TRY IT: Leave out the pictures and reproduce all of the data exactly.

START EXERCISE MATERIAL

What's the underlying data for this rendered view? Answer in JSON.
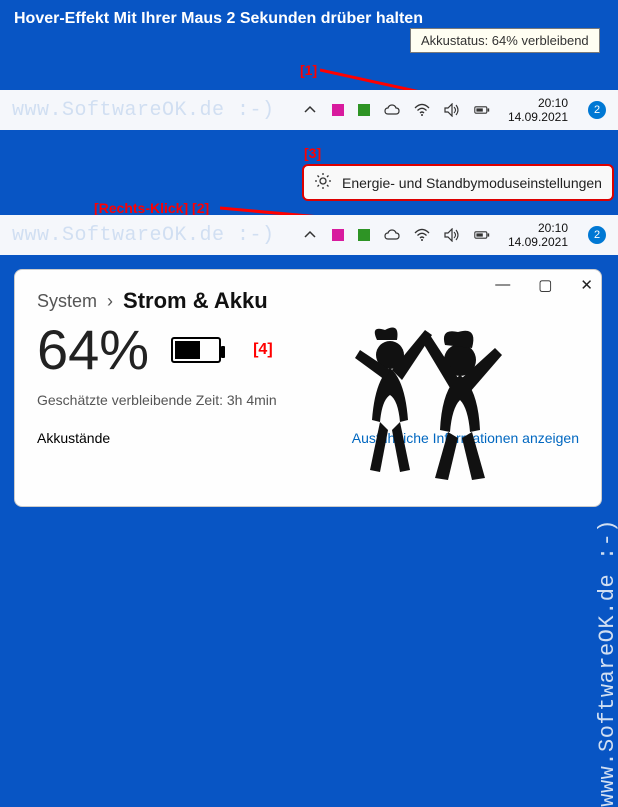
{
  "instruction": "Hover-Effekt Mit Ihrer Maus 2 Sekunden drüber halten",
  "tooltip": "Akkustatus: 64% verbleibend",
  "taskbar": {
    "time": "20:10",
    "date": "14.09.2021",
    "badge": "2",
    "watermark": "www.SoftwareOK.de :-)"
  },
  "context_menu": {
    "label": "Energie- und Standbymoduseinstellungen"
  },
  "annotations": {
    "a1": "[1]",
    "a2_label": "[Rechts-Klick]",
    "a2": "[2]",
    "a3": "[3]",
    "a4": "[4]"
  },
  "panel": {
    "breadcrumb_root": "System",
    "breadcrumb_sep": "›",
    "breadcrumb_current": "Strom & Akku",
    "percent": "64%",
    "estimate_label": "Geschätzte verbleibende Zeit:",
    "estimate_value": "3h 4min",
    "levels_label": "Akkustände",
    "details_link": "Ausführliche Informationen anzeigen"
  },
  "side_watermark": "www.SoftwareOK.de :-)"
}
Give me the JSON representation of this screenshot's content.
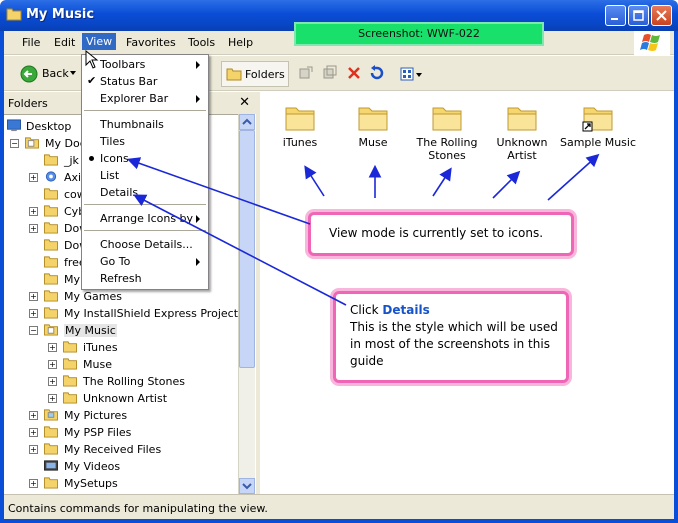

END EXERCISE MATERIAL

YOUR RESPONSE:
What's the underlying data for this rendered view? Answer in JSON.
{
  "instruction": "Hover-Effekt Mit Ihrer Maus 2 Sekunden drüber halten",
  "tooltip": "Akkustatus: 64% verbleibend",
  "taskbar": {
    "time": "20:10",
    "date": "14.09.2021",
    "badge": "2",
    "watermark": "www.SoftwareOK.de :-)"
  },
  "context_menu": {
    "label": "Energie- und Standbymoduseinstellungen"
  },
  "annotations": {
    "a1": "[1]",
    "a2_label": "[Rechts-Klick]",
    "a2": "[2]",
    "a3": "[3]",
    "a4": "[4]"
  },
  "panel": {
    "breadcrumb_root": "System",
    "breadcrumb_sep": "›",
    "breadcrumb_current": "Strom & Akku",
    "percent": "64%",
    "estimate_label": "Geschätzte verbleibende Zeit:",
    "estimate_value": "3h 4min",
    "levels_label": "Akkustände",
    "details_link": "Ausführliche Informationen anzeigen"
  },
  "side_watermark": "www.SoftwareOK.de :-)"
}
Give me the JSON representation of this screenshot's content.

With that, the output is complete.